_ABOUT THIS EXERCISE_
Which lines in the records below contain the word "file"? Report each of them.

═════ SUPPLIED DATA ═════

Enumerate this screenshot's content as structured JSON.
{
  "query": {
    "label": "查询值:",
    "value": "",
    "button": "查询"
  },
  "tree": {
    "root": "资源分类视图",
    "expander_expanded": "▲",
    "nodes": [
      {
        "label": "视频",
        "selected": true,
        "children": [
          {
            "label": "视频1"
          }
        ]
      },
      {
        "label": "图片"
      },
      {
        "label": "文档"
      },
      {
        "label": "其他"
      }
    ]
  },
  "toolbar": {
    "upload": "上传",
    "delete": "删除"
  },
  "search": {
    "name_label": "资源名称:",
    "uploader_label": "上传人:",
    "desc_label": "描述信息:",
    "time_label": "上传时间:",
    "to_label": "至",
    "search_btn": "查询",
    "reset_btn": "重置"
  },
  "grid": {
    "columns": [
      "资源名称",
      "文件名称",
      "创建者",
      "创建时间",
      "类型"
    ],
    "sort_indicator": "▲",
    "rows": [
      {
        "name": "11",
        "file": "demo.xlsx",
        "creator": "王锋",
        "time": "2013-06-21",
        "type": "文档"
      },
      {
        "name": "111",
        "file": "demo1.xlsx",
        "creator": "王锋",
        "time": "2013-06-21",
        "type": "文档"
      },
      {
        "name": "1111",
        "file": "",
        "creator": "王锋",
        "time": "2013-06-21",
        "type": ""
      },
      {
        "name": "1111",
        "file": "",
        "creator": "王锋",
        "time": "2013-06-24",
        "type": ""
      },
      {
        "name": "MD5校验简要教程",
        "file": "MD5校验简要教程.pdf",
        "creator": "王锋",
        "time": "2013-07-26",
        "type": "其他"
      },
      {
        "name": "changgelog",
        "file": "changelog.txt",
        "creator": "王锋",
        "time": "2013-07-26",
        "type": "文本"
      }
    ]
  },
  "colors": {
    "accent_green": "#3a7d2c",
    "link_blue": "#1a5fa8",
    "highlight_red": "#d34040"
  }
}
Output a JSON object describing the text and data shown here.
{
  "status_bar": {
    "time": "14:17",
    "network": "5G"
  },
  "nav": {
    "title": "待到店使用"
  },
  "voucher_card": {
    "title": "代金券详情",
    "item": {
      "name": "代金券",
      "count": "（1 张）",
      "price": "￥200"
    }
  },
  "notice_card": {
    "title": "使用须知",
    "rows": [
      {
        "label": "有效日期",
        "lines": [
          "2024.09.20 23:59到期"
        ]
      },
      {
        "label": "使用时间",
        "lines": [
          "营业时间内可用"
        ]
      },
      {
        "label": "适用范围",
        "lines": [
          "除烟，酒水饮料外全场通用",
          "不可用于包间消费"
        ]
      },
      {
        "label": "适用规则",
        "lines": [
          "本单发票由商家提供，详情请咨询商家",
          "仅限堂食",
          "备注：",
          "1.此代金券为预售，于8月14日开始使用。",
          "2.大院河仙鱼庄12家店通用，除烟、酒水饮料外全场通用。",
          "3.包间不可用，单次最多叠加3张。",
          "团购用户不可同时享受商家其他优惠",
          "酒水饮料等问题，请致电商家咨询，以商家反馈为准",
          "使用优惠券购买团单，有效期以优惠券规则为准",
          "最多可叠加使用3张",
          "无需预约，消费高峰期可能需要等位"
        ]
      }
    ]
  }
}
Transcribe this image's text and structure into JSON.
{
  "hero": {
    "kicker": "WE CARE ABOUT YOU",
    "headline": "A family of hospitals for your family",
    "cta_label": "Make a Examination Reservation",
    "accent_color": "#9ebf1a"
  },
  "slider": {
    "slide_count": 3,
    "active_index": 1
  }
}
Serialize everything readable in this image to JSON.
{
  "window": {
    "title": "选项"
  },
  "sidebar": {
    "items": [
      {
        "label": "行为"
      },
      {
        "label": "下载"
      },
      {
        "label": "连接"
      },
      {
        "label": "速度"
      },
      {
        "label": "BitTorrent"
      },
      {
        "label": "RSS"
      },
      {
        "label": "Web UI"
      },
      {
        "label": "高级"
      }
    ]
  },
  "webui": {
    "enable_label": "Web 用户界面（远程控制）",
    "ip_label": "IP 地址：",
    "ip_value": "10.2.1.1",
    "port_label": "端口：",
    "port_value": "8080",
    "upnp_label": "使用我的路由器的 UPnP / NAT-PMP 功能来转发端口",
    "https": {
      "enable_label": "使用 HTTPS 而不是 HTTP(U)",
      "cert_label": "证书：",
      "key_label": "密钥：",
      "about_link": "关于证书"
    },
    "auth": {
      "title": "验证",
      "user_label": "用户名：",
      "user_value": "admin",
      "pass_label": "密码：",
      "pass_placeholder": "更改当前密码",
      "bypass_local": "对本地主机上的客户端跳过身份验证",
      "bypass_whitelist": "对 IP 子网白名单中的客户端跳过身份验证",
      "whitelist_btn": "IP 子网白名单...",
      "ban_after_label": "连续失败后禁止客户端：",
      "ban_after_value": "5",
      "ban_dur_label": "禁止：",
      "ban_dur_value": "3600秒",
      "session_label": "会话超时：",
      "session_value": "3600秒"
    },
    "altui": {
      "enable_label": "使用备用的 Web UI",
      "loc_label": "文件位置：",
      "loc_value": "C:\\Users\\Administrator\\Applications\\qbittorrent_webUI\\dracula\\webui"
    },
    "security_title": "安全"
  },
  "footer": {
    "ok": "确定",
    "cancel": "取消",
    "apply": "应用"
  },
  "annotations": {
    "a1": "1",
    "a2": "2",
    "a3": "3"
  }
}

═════

_RESPONSE TO THE EXERCISE_
        "file": "demo.xlsx",
        "file": "demo1.xlsx",
        "file": "",
        "file": "",
        "file": "MD5校验简要教程.pdf",
        "file": "changelog.txt",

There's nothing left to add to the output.